#30: Post by NoStream »

I bought a 5 lb. bag of this and have been executing additional profiles, so I'd like to revive this thread a little bit. I've been experimenting with some fast Rao profiles, starting with high power, hot drum, and trying to only reduce power to as much as possible.

Here are the first two exploratory profiles.

This is a variation on my previous baseline. Charge hot, bounce with primarily drum energy, lots of power into ramp, slightly increased air later in the roast, Rao-approved development phase.



Now here's something closer to a true Rao roast. No fan adjustments. High power at first but also in ramp.



I evaluated these at 20:330, 7.0 EK, 202 F V60s. The first was dramatically brighter, more aggressive, and more fruited.
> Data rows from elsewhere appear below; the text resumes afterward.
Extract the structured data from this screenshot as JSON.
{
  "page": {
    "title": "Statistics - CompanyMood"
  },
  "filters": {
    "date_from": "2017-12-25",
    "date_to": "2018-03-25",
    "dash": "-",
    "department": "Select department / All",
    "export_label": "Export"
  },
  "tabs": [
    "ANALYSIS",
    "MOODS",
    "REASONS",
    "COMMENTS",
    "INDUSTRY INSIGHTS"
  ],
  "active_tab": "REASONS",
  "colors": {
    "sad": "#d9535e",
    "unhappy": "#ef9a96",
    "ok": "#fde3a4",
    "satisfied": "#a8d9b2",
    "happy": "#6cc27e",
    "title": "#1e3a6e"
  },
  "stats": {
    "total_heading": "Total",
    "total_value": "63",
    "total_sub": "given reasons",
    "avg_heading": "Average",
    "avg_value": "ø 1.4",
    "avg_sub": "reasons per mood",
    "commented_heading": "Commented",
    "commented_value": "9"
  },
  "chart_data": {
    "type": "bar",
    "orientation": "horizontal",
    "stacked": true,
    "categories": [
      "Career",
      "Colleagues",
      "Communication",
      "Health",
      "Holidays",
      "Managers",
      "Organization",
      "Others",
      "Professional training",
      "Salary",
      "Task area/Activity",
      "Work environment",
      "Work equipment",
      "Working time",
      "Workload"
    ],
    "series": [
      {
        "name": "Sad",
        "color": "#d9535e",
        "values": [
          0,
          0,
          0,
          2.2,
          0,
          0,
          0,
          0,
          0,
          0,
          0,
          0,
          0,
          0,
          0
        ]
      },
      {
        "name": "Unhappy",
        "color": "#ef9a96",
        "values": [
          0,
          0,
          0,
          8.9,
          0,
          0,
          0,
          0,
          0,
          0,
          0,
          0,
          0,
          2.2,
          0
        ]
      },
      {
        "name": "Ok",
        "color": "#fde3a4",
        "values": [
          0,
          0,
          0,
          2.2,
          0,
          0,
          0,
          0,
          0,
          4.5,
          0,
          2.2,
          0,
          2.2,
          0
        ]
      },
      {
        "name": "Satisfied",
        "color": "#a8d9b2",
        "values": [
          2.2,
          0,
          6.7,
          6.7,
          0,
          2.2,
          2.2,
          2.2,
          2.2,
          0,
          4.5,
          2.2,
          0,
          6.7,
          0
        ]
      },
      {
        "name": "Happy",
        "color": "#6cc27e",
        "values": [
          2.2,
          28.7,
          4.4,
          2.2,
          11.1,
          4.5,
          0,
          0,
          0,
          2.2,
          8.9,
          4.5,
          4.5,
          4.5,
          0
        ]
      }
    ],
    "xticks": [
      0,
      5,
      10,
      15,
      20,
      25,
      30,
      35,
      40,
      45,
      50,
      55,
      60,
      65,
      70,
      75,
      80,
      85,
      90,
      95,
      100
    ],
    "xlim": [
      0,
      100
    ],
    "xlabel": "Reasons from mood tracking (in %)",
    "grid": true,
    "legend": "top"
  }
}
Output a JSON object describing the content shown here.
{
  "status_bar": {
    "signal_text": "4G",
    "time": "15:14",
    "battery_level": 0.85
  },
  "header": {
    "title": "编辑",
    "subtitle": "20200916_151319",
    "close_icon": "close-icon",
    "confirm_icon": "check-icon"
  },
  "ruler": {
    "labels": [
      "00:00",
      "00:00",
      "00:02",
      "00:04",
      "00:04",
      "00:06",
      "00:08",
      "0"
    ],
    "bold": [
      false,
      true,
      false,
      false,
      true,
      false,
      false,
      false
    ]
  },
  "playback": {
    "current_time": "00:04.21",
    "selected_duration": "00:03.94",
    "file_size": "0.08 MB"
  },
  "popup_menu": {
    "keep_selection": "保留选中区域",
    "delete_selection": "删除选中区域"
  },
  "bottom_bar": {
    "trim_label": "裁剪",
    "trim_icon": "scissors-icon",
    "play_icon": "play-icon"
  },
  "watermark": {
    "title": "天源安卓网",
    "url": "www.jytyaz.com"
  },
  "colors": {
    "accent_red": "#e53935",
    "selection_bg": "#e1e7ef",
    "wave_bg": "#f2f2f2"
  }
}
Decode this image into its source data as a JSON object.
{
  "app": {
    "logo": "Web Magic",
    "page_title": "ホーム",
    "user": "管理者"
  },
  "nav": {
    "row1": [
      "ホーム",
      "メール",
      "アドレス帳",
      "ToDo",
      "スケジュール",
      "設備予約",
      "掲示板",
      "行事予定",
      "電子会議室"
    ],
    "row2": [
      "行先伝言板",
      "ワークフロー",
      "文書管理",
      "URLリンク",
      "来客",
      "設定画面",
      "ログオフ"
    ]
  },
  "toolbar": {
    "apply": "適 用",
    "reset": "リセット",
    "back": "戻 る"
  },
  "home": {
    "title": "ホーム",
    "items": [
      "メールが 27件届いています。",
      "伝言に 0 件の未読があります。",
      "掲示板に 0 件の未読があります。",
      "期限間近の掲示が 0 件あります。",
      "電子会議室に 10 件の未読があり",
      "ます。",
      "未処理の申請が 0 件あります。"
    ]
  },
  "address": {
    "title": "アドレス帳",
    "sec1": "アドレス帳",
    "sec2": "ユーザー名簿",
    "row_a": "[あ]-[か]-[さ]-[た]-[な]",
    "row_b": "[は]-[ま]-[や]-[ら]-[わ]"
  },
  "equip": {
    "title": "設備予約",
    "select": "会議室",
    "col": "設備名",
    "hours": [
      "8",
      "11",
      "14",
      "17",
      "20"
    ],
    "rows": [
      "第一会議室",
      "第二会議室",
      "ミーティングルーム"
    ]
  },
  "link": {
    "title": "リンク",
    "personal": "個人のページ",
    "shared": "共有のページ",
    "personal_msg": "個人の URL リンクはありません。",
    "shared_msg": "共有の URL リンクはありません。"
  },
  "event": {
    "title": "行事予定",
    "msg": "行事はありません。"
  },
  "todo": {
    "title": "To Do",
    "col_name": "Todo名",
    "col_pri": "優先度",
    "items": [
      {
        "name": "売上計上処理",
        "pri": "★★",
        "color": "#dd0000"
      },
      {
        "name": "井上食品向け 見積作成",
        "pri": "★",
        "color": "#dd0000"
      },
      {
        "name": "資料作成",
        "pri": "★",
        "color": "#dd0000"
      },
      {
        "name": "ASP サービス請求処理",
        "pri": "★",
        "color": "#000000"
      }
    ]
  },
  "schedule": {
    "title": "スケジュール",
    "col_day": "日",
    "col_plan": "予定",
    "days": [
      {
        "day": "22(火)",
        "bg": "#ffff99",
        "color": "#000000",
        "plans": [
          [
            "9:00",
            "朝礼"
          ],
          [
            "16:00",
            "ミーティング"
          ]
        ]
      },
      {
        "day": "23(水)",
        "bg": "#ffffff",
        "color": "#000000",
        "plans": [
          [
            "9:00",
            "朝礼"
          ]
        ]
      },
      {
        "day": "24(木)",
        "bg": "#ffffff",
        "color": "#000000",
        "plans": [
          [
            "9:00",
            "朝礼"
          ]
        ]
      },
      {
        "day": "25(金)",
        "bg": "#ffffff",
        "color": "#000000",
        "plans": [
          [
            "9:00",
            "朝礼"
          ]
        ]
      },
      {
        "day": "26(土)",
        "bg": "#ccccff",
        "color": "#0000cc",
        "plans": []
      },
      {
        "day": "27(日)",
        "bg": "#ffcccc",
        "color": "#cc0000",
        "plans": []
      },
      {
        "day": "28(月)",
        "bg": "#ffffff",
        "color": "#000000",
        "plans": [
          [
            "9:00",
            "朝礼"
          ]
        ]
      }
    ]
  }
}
The second, much smoother, more chocolaty.

And yesterday, I executed two more, really try to push the roast through quickly, stick to strictly declining heat application. This inspiration here is the current March Roast and Learn Together thread. Of course, I don't expect such an approach to work quite as well with this bean, but we'll see.

Here's the first, starting at 7.5 amps out of 10 possible.



And here's an even more aggressive one, starting out at a full 10 amps, just to see how far I could push this. You'll see oscillations in the graph that I believe are just noise, as I have my smoothing settings quite low.



Initial results this morning were promising, but I won't post full notes until I'm a few days out from roast and have had others taste as well.